US4006947 *Nov 7, 1975Feb 8, 1977Whirlpool CorporationLiner and insulation structure for refrigeration apparatus
US4043624 *Aug 7, 1975Aug 23, 1977Whirlpool CorporationRefrigeration apparatus wall structure
US4053972 *Aug 4, 1976Oct 18, 1977Hobart CorporationMethod of constructing insulated door
US4118451 *May 2, 1977Oct 3, 1978Whirlpool CorporationMethod of controlling foaming of cabinet insulation
US4187651 *Jul 12, 1977Feb 12, 1980Auke TolsmaMethod for manufacturing thermally insulated buildings, construction elements suitable for application in this method and a method of manufacturing the building construction elements
US4676852 *May 9, 1984Jun 30, 1987Edward GidsegInsulating and adhering medium of polyurethane foam
US4771532 *Jan 27, 1988Sep 20, 1988General Electric CompanyMethod of assembling a refrigerator
US4820372 *May 1, 1987Apr 11, 1989Edward GidsegApparatus and system for fabricating refrigeration cabinets
US5335988 *Feb 3, 1993Aug 9, 1994Whirlpool CorporationFoil access cover for refrigeration deck
US6138432 *Nov 25, 1998Oct 31, 2000Camco Inc.Refrigerator door construction
US6505442Sep 27, 2001Jan 14, 2003Camco Inc.Thermal and reinforced refrigerator door
US6679006Oct 4, 2002Jan 20, 2004Camco Inc.Thermal and reinforced refrigerator door
EP0887605A2 *Jun 18, 1998Dec 30, 1998Flavio SelanElement of contenance of expanded materials used for wall insulation, especially of refrigerators
Classifications
U.S. Classification264/46.5, 264/261, 312/406.2, 220/592.1
International ClassificationF25D23/08, F25D23/06, B29C44/18
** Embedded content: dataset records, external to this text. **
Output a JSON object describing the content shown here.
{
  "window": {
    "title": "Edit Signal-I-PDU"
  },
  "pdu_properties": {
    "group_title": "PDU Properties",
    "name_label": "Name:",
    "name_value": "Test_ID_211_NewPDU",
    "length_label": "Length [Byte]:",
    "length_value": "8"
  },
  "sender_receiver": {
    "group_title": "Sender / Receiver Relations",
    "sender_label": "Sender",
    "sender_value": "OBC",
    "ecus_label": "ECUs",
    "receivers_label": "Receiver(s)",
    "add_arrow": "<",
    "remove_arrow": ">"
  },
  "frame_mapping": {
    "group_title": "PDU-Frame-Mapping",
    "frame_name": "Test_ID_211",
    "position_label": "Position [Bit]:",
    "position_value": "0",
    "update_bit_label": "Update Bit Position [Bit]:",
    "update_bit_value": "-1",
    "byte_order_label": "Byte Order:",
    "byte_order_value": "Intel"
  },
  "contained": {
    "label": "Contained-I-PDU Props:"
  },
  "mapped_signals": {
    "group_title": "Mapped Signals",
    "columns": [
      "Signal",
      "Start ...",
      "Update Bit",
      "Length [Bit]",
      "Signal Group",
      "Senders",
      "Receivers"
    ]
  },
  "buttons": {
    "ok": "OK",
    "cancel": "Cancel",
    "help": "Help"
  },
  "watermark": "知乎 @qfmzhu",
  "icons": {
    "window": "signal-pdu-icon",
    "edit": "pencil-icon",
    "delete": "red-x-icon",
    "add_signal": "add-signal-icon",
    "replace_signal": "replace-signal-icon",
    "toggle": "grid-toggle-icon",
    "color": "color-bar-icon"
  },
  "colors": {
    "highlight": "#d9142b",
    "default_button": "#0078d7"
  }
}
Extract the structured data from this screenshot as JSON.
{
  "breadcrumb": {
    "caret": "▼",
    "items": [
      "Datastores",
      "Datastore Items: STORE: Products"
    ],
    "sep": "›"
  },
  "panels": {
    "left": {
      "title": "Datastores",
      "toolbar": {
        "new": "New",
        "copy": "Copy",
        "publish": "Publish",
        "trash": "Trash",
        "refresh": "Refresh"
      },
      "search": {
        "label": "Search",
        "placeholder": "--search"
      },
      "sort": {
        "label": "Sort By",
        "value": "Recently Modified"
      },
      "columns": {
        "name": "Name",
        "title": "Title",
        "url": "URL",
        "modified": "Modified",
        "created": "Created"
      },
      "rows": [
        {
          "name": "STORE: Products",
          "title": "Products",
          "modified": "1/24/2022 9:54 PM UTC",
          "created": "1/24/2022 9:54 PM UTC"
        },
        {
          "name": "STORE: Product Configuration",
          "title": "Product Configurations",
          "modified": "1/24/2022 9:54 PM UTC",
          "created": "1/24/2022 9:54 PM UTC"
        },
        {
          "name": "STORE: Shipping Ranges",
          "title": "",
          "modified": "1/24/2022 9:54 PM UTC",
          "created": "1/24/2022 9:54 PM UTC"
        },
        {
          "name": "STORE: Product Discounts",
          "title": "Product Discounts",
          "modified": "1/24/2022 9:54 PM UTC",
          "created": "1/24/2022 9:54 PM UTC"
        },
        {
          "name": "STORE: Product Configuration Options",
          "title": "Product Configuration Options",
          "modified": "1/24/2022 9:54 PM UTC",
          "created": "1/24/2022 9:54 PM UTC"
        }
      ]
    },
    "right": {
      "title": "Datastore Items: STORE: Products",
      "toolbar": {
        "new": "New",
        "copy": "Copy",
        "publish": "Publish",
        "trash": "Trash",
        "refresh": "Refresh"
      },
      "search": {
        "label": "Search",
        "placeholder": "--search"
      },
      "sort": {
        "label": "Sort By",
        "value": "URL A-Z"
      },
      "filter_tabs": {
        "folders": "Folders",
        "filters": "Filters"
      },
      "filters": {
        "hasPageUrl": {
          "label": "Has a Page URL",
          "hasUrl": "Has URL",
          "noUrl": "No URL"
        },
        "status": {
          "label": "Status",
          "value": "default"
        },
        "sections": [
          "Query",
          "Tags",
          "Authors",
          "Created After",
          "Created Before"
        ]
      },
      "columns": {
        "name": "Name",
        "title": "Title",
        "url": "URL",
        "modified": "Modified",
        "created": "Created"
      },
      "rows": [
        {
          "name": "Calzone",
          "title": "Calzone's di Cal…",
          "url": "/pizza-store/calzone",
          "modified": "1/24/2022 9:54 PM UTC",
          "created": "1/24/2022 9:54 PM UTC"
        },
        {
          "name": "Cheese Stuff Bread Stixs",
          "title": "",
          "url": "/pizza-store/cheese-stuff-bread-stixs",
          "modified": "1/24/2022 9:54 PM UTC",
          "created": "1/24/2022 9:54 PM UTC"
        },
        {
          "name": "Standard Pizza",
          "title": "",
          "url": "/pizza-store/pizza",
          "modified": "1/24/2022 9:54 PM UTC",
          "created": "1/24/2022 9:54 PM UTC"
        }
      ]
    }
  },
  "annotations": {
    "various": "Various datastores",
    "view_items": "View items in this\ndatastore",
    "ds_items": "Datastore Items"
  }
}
Cooperative ClassificationB29C44/351, B29C44/18, F25D23/085, B29L2031/7622, F25D23/064
European ClassificationB29C44/35B, F25D23/06B2, B29C44/18, F25D23/08B1